The reply must contain all of the records, unchanged.

**Materials provided**
########
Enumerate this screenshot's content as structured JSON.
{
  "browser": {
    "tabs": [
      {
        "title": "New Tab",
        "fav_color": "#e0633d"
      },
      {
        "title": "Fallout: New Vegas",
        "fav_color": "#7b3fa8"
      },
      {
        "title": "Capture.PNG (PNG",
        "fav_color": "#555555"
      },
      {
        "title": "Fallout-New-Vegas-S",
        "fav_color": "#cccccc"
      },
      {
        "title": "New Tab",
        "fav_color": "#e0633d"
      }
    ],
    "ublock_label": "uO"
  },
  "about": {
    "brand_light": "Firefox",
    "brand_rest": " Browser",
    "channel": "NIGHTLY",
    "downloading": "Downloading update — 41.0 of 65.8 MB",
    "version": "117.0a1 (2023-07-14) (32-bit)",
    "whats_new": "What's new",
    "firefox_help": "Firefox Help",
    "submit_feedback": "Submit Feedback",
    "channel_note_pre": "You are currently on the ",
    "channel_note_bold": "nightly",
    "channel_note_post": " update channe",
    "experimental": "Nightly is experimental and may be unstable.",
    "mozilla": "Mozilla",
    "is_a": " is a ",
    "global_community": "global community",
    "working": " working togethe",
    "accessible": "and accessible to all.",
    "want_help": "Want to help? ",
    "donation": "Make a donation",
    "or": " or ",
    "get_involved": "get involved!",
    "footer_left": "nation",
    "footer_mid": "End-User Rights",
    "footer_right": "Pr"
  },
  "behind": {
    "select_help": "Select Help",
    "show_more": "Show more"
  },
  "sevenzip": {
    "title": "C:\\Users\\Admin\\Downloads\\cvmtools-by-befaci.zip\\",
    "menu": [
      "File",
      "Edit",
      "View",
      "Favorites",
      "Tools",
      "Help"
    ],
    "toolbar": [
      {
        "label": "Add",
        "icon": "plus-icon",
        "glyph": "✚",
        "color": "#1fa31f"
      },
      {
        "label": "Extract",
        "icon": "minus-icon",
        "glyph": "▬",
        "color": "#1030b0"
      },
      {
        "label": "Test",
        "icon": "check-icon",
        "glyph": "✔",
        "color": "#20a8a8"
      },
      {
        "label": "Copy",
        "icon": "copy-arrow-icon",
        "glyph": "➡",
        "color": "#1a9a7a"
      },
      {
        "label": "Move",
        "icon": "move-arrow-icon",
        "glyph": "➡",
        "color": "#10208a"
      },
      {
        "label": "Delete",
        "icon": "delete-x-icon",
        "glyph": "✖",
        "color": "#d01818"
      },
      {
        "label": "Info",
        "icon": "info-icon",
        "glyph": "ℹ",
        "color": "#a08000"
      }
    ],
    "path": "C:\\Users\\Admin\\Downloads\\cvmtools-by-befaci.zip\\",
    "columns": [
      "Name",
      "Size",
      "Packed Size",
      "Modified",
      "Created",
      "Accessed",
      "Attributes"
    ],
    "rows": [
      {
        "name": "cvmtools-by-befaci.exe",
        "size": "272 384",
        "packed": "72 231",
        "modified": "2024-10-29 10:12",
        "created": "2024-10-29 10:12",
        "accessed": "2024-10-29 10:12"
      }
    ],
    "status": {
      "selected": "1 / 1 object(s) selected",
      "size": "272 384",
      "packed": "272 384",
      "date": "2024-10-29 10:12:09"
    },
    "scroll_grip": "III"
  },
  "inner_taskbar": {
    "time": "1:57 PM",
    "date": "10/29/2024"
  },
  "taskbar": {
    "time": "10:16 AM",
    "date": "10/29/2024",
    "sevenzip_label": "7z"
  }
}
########
**Final answer**
Enumerate this screenshot's content as structured JSON.
{
  "browser": {
    "tabs": [
      {
        "title": "New Tab",
        "fav_color": "#e0633d"
      },
      {
        "title": "Fallout: New Vegas",
        "fav_color": "#7b3fa8"
      },
      {
        "title": "Capture.PNG (PNG",
        "fav_color": "#555555"
      },
      {
        "title": "Fallout-New-Vegas-S",
        "fav_color": "#cccccc"
      },
      {
        "title": "New Tab",
        "fav_color": "#e0633d"
      }
    ],
    "ublock_label": "uO"
  },
  "about": {
    "brand_light": "Firefox",
    "brand_rest": " Browser",
    "channel": "NIGHTLY",
    "downloading": "Downloading update — 41.0 of 65.8 MB",
    "version": "117.0a1 (2023-07-14) (32-bit)",
    "whats_new": "What's new",
    "firefox_help": "Firefox Help",
    "submit_feedback": "Submit Feedback",
    "channel_note_pre": "You are currently on the ",
    "channel_note_bold": "nightly",
    "channel_note_post": " update channe",
    "experimental": "Nightly is experimental and may be unstable.",
    "mozilla": "Mozilla",
    "is_a": " is a ",
    "global_community": "global community",
    "working": " working togethe",
    "accessible": "and accessible to all.",
    "want_help": "Want to help? ",
    "donation": "Make a donation",
    "or": " or ",
    "get_involved": "get involved!",
    "footer_left": "nation",
    "footer_mid": "End-User Rights",
    "footer_right": "Pr"
  },
  "behind": {
    "select_help": "Select Help",
    "show_more": "Show more"
  },
  "sevenzip": {
    "title": "C:\\Users\\Admin\\Downloads\\cvmtools-by-befaci.zip\\",
    "menu": [
      "File",
      "Edit",
      "View",
      "Favorites",
      "Tools",
      "Help"
    ],
    "toolbar": [
      {
        "label": "Add",
        "icon": "plus-icon",
        "glyph": "✚",
        "color": "#1fa31f"
      },
      {
        "label": "Extract",
        "icon": "minus-icon",
        "glyph": "▬",
        "color": "#1030b0"
      },
      {
        "label": "Test",
        "icon": "check-icon",
        "glyph": "✔",
        "color": "#20a8a8"
      },
      {
        "label": "Copy",
        "icon": "copy-arrow-icon",
        "glyph": "➡",
        "color": "#1a9a7a"
      },
      {
        "label": "Move",
        "icon": "move-arrow-icon",
        "glyph": "➡",
        "color": "#10208a"
      },
      {
        "label": "Delete",
        "icon": "delete-x-icon",
        "glyph": "✖",
        "color": "#d01818"
      },
      {
        "label": "Info",
        "icon": "info-icon",
        "glyph": "ℹ",
        "color": "#a08000"
      }
    ],
    "path": "C:\\Users\\Admin\\Downloads\\cvmtools-by-befaci.zip\\",
    "columns": [
      "Name",
      "Size",
      "Packed Size",
      "Modified",
      "Created",
      "Accessed",
      "Attributes"
    ],
    "rows": [
      {
        "name": "cvmtools-by-befaci.exe",
        "size": "272 384",
        "packed": "72 231",
        "modified": "2024-10-29 10:12",
        "created": "2024-10-29 10:12",
        "accessed": "2024-10-29 10:12"
      }
    ],
    "status": {
      "selected": "1 / 1 object(s) selected",
      "size": "272 384",
      "packed": "272 384",
      "date": "2024-10-29 10:12:09"
    },
    "scroll_grip": "III"
  },
  "inner_taskbar": {
    "time": "1:57 PM",
    "date": "10/29/2024"
  },
  "taskbar": {
    "time": "10:16 AM",
    "date": "10/29/2024",
    "sevenzip_label": "7z"
  }
}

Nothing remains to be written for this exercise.